_WHAT YOU WILL DO_
Reading the records below, find how many lines include the word "title" and give that number alone.

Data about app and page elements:

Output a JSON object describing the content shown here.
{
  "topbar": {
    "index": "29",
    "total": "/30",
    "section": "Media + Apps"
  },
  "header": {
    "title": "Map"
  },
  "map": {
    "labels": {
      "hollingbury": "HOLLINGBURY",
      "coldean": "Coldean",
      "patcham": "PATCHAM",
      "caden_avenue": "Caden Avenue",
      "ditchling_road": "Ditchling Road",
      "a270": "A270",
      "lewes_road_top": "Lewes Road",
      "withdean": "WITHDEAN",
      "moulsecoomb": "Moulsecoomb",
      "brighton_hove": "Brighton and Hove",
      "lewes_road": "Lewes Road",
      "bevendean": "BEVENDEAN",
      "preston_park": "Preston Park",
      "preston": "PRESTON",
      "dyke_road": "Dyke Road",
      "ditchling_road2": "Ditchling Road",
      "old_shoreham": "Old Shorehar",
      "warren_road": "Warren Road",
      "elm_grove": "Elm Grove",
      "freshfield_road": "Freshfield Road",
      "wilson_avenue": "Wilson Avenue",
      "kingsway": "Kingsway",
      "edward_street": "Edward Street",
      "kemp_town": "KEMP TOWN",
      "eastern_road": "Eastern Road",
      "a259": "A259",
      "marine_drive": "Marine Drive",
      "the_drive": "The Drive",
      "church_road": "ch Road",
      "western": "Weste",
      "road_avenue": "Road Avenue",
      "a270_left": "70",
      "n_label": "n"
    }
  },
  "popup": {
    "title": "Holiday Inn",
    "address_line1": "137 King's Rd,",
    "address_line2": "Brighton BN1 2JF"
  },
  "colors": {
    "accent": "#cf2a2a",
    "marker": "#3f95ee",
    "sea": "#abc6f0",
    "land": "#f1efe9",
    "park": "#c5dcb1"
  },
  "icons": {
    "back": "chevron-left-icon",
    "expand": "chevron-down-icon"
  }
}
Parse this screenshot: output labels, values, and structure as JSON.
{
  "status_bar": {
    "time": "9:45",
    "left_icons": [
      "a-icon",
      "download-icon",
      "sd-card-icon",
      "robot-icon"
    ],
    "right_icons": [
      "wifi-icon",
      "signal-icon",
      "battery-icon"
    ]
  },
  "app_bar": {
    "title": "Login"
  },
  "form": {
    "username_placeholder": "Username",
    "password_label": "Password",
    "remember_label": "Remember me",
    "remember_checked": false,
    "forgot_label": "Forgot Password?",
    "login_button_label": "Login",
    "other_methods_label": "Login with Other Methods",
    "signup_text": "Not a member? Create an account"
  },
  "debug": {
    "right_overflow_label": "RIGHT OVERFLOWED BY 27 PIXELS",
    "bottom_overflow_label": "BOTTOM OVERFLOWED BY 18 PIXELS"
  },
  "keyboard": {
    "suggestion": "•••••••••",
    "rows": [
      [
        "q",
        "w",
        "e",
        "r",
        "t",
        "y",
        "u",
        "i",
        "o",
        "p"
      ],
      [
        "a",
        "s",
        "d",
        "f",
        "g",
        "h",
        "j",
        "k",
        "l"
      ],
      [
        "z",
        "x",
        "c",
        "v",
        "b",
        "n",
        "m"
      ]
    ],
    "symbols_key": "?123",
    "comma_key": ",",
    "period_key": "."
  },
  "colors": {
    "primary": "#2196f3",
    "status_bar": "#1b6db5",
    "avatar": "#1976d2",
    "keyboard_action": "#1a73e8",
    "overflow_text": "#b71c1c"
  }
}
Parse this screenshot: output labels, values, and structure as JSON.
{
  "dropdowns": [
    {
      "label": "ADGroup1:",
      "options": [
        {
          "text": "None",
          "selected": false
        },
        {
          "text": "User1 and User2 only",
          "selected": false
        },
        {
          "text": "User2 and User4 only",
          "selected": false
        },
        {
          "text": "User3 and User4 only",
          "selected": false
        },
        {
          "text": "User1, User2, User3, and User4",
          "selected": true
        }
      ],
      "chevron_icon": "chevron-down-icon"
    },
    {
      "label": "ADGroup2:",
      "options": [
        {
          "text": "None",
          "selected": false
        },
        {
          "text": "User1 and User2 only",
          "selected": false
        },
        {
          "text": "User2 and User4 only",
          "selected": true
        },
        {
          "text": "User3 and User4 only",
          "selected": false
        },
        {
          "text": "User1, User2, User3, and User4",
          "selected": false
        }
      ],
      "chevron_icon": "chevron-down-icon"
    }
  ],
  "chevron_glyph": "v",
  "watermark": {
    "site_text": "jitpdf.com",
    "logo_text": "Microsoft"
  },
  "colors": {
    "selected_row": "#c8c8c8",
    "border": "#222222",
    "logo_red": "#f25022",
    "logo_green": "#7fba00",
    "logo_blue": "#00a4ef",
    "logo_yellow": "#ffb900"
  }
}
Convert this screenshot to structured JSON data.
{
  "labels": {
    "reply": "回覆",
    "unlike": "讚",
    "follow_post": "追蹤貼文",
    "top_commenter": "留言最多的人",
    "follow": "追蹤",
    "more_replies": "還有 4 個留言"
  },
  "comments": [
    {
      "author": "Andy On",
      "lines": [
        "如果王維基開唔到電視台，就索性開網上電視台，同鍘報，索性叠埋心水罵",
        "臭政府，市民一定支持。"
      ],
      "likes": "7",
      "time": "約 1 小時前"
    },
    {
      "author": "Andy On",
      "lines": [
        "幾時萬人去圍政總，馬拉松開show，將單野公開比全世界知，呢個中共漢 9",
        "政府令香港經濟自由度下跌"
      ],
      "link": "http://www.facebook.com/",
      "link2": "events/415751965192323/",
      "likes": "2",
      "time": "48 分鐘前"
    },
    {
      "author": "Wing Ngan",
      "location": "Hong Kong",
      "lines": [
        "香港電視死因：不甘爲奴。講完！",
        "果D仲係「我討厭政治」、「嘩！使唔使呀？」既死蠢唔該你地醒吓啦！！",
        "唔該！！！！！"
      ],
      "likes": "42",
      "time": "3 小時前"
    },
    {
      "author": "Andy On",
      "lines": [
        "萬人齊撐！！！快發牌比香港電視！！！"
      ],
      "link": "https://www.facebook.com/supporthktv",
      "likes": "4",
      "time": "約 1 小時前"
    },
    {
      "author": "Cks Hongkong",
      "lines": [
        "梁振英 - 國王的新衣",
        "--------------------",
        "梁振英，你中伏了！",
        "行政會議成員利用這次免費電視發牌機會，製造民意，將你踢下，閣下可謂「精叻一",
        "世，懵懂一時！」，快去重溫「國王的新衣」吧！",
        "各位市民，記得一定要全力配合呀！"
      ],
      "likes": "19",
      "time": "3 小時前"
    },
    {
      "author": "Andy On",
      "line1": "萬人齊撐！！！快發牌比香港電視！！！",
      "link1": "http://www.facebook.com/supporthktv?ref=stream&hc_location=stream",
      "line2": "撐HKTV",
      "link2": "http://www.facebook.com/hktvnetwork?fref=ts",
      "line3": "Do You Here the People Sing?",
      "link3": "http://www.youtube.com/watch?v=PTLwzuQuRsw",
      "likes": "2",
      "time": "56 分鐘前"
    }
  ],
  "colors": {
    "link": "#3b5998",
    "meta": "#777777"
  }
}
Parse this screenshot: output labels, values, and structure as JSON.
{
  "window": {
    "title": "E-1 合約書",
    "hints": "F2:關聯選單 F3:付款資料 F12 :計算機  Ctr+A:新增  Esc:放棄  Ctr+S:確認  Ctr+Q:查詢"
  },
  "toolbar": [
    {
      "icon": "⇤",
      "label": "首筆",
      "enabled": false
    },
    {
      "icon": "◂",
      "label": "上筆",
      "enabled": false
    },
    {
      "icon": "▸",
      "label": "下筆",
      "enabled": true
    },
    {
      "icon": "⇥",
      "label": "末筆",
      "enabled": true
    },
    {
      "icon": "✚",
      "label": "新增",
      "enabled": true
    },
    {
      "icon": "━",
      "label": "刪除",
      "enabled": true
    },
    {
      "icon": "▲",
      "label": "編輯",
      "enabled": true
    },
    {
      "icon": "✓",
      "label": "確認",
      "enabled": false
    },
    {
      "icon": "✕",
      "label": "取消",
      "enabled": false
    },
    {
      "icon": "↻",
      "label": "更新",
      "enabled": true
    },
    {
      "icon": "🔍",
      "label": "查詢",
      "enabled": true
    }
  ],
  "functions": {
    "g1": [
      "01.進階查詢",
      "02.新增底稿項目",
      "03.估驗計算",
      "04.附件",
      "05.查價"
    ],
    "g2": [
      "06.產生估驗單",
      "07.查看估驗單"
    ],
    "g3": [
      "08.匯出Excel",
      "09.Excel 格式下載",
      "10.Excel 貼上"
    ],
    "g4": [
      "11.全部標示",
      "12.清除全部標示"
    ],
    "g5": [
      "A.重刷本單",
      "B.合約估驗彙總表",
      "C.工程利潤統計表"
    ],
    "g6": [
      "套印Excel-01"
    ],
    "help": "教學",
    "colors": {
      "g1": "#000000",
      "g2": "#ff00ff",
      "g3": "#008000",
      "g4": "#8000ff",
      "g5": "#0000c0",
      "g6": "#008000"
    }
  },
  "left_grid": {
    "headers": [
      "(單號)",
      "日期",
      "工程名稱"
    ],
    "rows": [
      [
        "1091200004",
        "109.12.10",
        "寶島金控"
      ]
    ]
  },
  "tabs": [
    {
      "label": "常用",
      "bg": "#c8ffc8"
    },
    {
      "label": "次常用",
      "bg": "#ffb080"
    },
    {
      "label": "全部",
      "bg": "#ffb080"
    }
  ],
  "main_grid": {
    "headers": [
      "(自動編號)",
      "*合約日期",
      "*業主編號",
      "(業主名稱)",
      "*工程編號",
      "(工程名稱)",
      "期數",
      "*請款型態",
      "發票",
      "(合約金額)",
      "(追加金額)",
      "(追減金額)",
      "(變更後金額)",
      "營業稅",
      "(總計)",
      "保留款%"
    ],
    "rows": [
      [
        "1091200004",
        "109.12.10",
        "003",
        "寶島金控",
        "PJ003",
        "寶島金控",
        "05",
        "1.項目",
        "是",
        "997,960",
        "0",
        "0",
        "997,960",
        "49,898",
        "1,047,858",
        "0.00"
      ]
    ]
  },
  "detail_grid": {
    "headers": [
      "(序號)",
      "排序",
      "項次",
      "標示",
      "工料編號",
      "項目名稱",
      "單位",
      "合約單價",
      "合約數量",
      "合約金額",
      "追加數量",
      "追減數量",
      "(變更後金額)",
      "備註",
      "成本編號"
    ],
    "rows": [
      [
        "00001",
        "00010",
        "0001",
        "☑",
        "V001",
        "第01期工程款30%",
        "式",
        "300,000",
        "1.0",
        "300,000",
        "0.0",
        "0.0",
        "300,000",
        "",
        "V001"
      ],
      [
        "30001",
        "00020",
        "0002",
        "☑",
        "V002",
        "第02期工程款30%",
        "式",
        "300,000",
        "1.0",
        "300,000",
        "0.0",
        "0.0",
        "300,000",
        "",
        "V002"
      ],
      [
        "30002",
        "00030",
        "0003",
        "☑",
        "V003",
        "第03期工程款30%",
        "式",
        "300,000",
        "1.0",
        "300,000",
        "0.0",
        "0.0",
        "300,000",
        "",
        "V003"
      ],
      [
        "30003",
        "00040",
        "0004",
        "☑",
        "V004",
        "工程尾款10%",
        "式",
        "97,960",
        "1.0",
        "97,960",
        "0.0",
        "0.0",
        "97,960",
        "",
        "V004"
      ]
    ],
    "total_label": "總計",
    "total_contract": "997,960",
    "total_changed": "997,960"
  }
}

_EXERCISE RESULT_
4